ROBERT SCHUMANN was born in 1810 at Zwickau, in Saxony. The son of a bookseller and a doctor's daughter, he inherited literary taste from his father and a vein of deep sentiment from his mother. His early education was rather desultory, though he showed an aptitude for music, becoming a pianist and organizing a school orchestra. When he was sixteen his father died, and his mother decided to make him a lawyer. But at this time he acquired a vein of dreaminess, and a devotion to the mystic writings of Jean Paul, that did not exactly promise legal success. He was sent to Leipsic to study law; but he showed much more interest in the piano lessons that he took from Friedrich Wieck. He was greatly devoted to Schubert's works, and became known himself for his power in improvising. He was finally sent off to Heidelberg, and after that to Italy. But at last what he called the "twenty-years' war" ended in his favor, and he was allowed to devote himself to music.

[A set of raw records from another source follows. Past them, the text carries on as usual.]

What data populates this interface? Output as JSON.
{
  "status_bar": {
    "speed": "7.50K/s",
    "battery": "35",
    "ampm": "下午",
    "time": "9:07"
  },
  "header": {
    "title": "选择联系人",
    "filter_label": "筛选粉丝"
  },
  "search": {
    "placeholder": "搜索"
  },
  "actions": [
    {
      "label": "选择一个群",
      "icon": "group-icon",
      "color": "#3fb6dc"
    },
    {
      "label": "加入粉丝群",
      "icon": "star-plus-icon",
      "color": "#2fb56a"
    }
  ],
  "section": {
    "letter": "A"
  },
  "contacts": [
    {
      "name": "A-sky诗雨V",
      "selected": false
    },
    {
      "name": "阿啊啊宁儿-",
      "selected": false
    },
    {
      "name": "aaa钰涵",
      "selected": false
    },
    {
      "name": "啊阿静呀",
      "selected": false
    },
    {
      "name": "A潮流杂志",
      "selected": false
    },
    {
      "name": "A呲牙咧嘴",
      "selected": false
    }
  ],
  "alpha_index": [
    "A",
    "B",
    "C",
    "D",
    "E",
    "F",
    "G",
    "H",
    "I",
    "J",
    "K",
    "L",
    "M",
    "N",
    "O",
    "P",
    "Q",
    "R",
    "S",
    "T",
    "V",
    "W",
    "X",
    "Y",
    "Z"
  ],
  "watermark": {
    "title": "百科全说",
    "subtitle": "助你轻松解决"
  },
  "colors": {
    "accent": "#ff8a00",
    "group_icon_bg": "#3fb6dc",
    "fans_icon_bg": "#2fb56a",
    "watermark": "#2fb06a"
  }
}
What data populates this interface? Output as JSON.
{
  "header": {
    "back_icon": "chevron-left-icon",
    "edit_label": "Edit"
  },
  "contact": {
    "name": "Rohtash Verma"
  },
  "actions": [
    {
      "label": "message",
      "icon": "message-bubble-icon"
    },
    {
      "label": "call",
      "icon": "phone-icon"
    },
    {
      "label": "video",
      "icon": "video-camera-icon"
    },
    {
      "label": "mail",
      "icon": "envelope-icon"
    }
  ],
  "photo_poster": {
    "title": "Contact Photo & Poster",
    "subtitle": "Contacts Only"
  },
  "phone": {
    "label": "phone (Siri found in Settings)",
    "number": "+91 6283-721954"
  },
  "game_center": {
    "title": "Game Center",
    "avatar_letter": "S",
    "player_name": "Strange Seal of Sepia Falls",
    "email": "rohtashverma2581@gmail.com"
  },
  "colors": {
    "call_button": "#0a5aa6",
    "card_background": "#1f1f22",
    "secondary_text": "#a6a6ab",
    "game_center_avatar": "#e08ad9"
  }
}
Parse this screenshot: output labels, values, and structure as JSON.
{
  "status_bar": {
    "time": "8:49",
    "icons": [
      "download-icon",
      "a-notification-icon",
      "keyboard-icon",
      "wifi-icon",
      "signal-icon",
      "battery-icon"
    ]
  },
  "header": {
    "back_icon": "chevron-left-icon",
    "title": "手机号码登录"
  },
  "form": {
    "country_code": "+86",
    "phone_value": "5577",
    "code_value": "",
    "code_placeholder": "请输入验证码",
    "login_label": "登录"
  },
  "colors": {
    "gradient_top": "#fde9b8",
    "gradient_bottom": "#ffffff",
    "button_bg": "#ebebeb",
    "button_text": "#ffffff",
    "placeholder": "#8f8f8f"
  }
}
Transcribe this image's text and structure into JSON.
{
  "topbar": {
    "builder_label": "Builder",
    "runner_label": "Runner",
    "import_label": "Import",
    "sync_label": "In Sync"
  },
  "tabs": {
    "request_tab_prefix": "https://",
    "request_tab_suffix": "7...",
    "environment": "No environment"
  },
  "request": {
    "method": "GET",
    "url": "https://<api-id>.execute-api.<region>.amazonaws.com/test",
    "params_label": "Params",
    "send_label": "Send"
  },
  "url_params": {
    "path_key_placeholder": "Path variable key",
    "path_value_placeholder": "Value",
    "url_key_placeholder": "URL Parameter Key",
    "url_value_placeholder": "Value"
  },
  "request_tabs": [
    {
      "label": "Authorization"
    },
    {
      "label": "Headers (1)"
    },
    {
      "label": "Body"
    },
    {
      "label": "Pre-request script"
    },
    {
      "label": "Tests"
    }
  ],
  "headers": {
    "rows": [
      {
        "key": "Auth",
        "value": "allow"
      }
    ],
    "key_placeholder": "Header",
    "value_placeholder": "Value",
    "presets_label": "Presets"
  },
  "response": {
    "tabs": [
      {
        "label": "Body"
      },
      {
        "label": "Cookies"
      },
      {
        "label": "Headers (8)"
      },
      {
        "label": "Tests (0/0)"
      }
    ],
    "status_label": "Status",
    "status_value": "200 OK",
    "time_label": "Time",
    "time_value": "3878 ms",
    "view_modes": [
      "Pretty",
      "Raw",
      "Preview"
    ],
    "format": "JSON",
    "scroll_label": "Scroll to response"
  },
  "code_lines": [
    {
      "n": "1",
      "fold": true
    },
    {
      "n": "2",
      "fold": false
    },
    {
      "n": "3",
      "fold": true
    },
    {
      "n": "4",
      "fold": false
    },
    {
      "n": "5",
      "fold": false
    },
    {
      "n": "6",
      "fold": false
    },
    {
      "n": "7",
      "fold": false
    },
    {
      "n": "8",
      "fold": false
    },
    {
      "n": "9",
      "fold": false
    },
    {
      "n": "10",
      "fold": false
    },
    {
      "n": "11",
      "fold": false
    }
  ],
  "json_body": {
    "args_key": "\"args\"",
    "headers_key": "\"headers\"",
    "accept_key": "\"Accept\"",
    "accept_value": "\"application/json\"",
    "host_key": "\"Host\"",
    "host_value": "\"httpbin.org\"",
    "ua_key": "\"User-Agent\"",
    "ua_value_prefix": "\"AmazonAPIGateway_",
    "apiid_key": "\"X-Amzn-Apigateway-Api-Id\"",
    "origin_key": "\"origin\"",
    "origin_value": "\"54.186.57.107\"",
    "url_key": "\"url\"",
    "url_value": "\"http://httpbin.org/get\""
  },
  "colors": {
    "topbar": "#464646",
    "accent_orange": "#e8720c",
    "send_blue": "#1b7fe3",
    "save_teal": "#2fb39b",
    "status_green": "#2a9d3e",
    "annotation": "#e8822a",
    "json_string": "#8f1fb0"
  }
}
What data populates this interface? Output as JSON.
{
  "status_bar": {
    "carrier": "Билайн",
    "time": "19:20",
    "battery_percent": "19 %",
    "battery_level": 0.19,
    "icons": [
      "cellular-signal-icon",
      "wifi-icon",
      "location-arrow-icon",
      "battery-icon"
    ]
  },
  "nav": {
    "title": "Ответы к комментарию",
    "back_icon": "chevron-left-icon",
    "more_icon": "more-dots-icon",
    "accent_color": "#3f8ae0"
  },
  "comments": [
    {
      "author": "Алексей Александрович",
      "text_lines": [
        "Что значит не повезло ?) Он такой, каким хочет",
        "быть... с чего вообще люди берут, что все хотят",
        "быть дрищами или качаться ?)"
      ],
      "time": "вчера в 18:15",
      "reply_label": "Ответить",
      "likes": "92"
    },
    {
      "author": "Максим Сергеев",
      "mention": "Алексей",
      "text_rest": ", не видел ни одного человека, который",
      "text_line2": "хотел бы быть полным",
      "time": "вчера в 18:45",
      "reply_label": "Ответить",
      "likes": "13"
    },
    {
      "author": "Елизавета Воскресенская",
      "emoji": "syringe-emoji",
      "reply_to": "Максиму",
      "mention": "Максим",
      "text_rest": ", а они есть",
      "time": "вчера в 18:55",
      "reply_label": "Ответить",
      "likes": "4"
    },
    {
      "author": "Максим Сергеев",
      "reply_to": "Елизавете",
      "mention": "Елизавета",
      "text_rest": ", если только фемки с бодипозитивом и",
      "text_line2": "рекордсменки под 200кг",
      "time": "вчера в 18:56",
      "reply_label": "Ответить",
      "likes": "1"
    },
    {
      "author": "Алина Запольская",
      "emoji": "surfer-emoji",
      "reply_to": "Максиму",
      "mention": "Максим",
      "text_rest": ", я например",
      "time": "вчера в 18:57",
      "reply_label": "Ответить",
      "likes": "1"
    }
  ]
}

At this time Schumann was rather opposed to theoretical studies. He held that a composer could write well by instinct. While he had to alter his opinion of the value of such studies, he never thoroughly mastered orchestration, and the instrumental colors of his orchestral works are often very muddy. At this time Schumann was practising to be a great pianist; and all his musical ideas occurred to him in a pianistic form, even later in life. While Schubert thought vocally, and Beethoven orchestrally, Schumann unconsciously fitted everything to the piano keyboard. The result is shown in the fact that his symphonies show less loss of effect than almost any others when transcribed for piano.
Schumann tried to strengthen the weak fourth fingers of his hands by means of a pulley-and-weight device. As a result, he lamed one of his fingers so badly that he had to give up all thoughts of becoming a great performer. But his loss, as he considered it, was the world's gain; for the accident turned him to composition, and led him into